Mont Saint-Michel is a tidal island that sits approximately one kilometer off the coast of Normandy. A tidal island is one that is accessible by walking at low tide, but not at high tide. It covers 4 sq Km (1.5 sq mi) and climbs up to 80 m in height. There are about 25 permanent residents on the island, and 60 buildings. The main structure on Mont Saint-Michel is the Abbey, which was originally constructed in the 9th century, but more on that next week.
The ability to defend Mont Saint-Michel made it an important stronghold over the centuries. Its limited access, height, and the ability to construct ramparts for protection made it a safe haven. The abbey played important roles in the Norman conquest of England and in the Hundred Years War.
Mont Saint-Michel was always a place that could be difficult to visit. It was cut off to everything but boats during high tides, which average 15m (46 ft). In the 1800’s a causeway was built, which gave an easier pathway during low tide, but still would be covered at high tide, and was a collecting area for silt and mud. In 2014, a bridge was built that offers complete access at all times. A large parking area about 5 km (3 mi) away, with an attached Visitor’s Center. There is also a free shuttle service from the visitor’s center that runs from 7:30 AM until Midnight.
Today Mont Saint-Michel is one of the most visited cultural sites in France. Over three million people visit the island every year. Most of them are day-trippers, which gives the area a similar feel to popular cruise ports. It gets very crowded during the middle of the day, but empties out by dinner time.
On Mont Saint-Michel there is one main street - Grande Rue, that climbs from the entry gate, uphill to the Abbey. In fact “uphill” is a key term, because a visit here involves climbing hills and steps whichever path you take. Grand Rue is where almost all of the restaurants and tourist shops are located. During the day, it is very crowded, and the restaurants fill up quickly at lunch time, so patience and planning is needed, as you will almost certainly have to wait for a table. I enjoyed lunch at Le Chapeau Rouge, a small restaurant that serves excellent mussels. I also enjoyed a wonderful dinner at Auberge Saint Pierre. If the weather cooperates, there are several places that sell sandwiches and drinks that you can buy and eat along the ramparts.
In my opinion, the best way to see the island is to stay overnight at one of the hotels. The crowds leave in the late afternoon. Grand Rue and the ramparts on the edge of the island empty out, and you can get a good feeling for how Mont Saint-Michel was in the past.

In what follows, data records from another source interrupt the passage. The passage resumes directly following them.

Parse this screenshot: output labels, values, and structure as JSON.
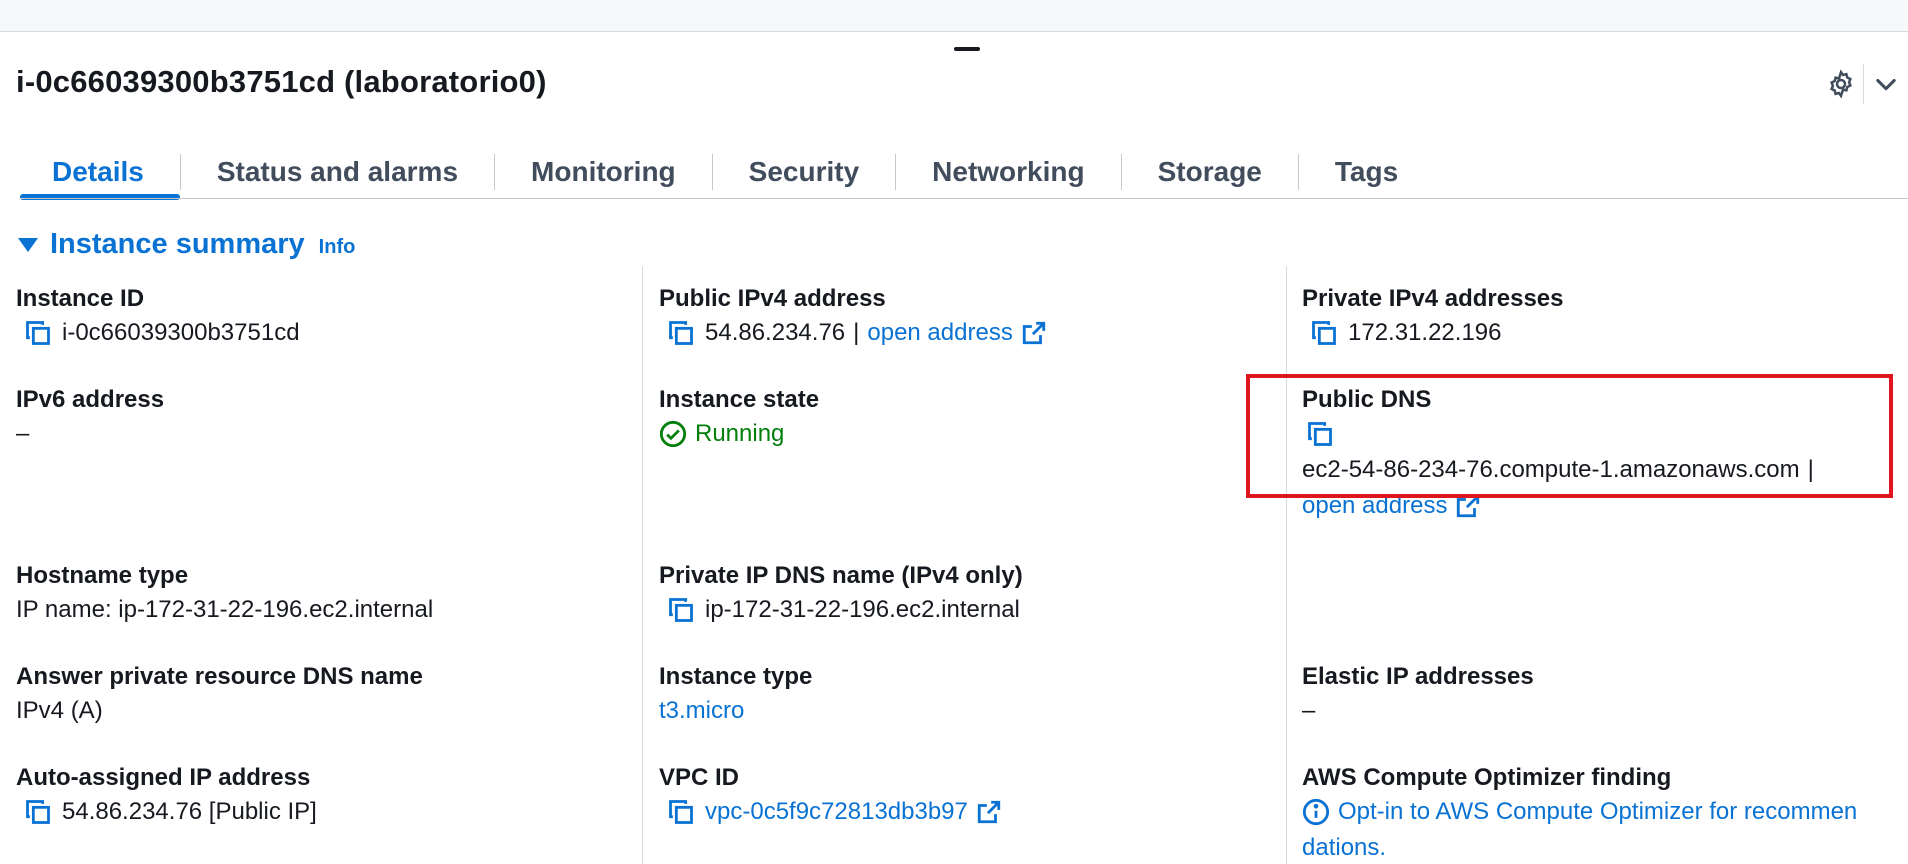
{
  "instance": {
    "title": "i-0c66039300b3751cd (laboratorio0)"
  },
  "icons": {
    "settings": "gear-icon",
    "collapse": "chevron-down-icon",
    "copy": "copy-icon",
    "external": "external-link-icon",
    "running": "check-circle-icon",
    "info": "info-circle-icon"
  },
  "colors": {
    "link": "#0972d3",
    "success": "#037f0c",
    "highlight": "#e0141e"
  },
  "tabs": [
    {
      "label": "Details",
      "active": true
    },
    {
      "label": "Status and alarms"
    },
    {
      "label": "Monitoring"
    },
    {
      "label": "Security"
    },
    {
      "label": "Networking"
    },
    {
      "label": "Storage"
    },
    {
      "label": "Tags"
    }
  ],
  "summary": {
    "title": "Instance summary",
    "info": "Info",
    "instance_id": {
      "label": "Instance ID",
      "value": "i-0c66039300b3751cd"
    },
    "public_ipv4": {
      "label": "Public IPv4 address",
      "value": "54.86.234.76",
      "separator": "|",
      "link": "open address"
    },
    "private_ipv4": {
      "label": "Private IPv4 addresses",
      "value": "172.31.22.196"
    },
    "ipv6": {
      "label": "IPv6 address",
      "value": "–"
    },
    "instance_state": {
      "label": "Instance state",
      "value": "Running"
    },
    "public_dns": {
      "label": "Public DNS",
      "value": "ec2-54-86-234-76.compute-1.amazonaws.com",
      "separator": "|",
      "link": "open address"
    },
    "hostname_type": {
      "label": "Hostname type",
      "value": "IP name: ip-172-31-22-196.ec2.internal"
    },
    "private_dns": {
      "label": "Private IP DNS name (IPv4 only)",
      "value": "ip-172-31-22-196.ec2.internal"
    },
    "answer_dns": {
      "label": "Answer private resource DNS name",
      "value": "IPv4 (A)"
    },
    "instance_type": {
      "label": "Instance type",
      "value": "t3.micro"
    },
    "elastic_ip": {
      "label": "Elastic IP addresses",
      "value": "–"
    },
    "auto_ip": {
      "label": "Auto-assigned IP address",
      "value": "54.86.234.76 [Public IP]"
    },
    "vpc_id": {
      "label": "VPC ID",
      "value": "vpc-0c5f9c72813db3b97"
    },
    "optimizer": {
      "label": "AWS Compute Optimizer finding",
      "line1": "Opt-in to AWS Compute Optimizer for recommen",
      "line2": "dations."
    }
  }
}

Mont Saint-Michel is one of those places that seems to be “out of time.” Even with the crowds, a walk around the island, especially down the smaller walkways, can take you back centuries.